Michigan and Texas appear to be the leading contenders for the location of General Motors' new Saturn Corp. manufacturing complex, corporate officials said today.

GM officials said announcement of the plant location should be made before the end of the month. "We are 99 percent finished with all of the computer runs and other analyses" being used in the selection process, one GM source said.

The source said that some last-minute problems could delay the site-selection announcement for several more weeks. But other GM sources said that such a delay is unlikely.

GM's top executives have not yet settled on a most-favored site, according to several company sources. But they said they would not dispute reports from other GM and U.S. auto industry officials that the Midwest and the Southwest in general, and Michigan and Texas in particular, appear to be the leading contenders.

The winner will get one of the most ballyhooed manufacturing facilities of the century -- a superautomated car manufacturing and assembly complex designed to revolutionize small-car production in America.

Saturn also would be the site of one of the most ambitious labor-management experiments in the history of U.S. manufacturing -- an amalgam of novel, flexible work rules tried in piecemeal fashion elsewhere.

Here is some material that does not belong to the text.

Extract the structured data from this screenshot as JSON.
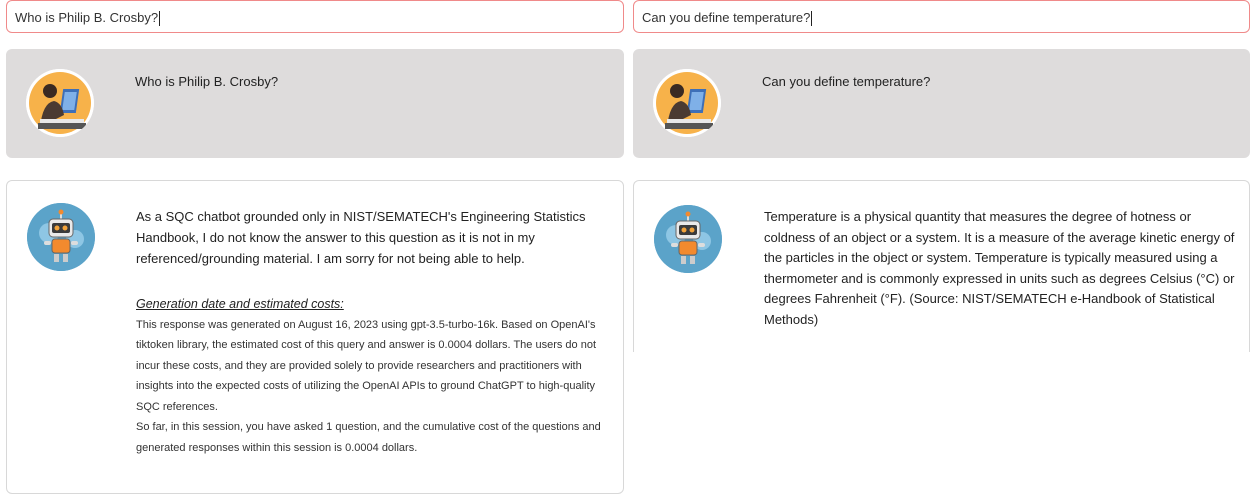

Chief among those changes could be the installation of a fully salaried work force in an industry geared to hourly wages for blue-collar employes.

One ranking GM official confirmed in an interview that the company and the United Auto Workers union at Saturn are giving serious consideration to putting traditional hourly employes on annual salary.

The pay plan and other aspects of the UAW's Saturn labor agreement probably will be announced when GM reveals the selected site, GM officials said.

GM began feasibility studies on a Saturn site in December 1983. By Jan. 8, 1985, when GM announced creation of Saturn Corp. as a separate but wholly owned GM company, an estimated 20 sites had been surveyed by Argonaut Realty, the auto maker's real estate development arm. But the site search was broadened -- and made more complicated -- after the Saturn Corp. announcement. "We began hearing from parts of the country we never heard from before," one GM official said.

Governors flocked to Detroit. State after state and hundreds of municipalities filed applications for the proposed complex.

Today, at Argonaut offices adjacent to GM's world headquarters here, 80 legal-size file drawers bulge with well-documented appeals from Saturn contenders.

Most of these applications were subjected to repeated computer analyses aimed at gathering "hard data," such as tax liabilities and potential transportation costs.

A consulting firm, Landauer Associates, examined "subjective data" -- such as the educational standards of a given locality and the locality's experience with and willingness to accommodate a racially integrated work force.

Landauer filed reports on 54 localities, according to GM sources.

Finally, GM did another set of computer runs, this time looking at "cost-specific data" for individual sites -- focusing on matters such as energy and other utility rates, site-development costs and local taxes.

Argonaut officials reportedly visited 30 sites that were subjected to the final "cost-specific" analysis. GM's top executives, including Chairman Roger B. Smith and President F. James McDonald, reportedly visited about 15.

The findings from all of this research has been sent to Saturn Corp.'s key officials, who soon are expected to make final recommendations to GM's six-member executive committee, GM sources said.

"We've never gone through and made any formal listing of 'most favorable sites,' " one GM official said. "But there are a number of guys who sit on the site-selection task force who have strong feelings about which site should be chosen."

GM sources said that the infighting on that committee sometimes has spilled over into print with leaks about "leading candidates." Those sources say internal jockeying has reached a fevered pitch now, particularly between the Michigan and the Texas advocates, who are trying to score final points before the executive committee renders its decision.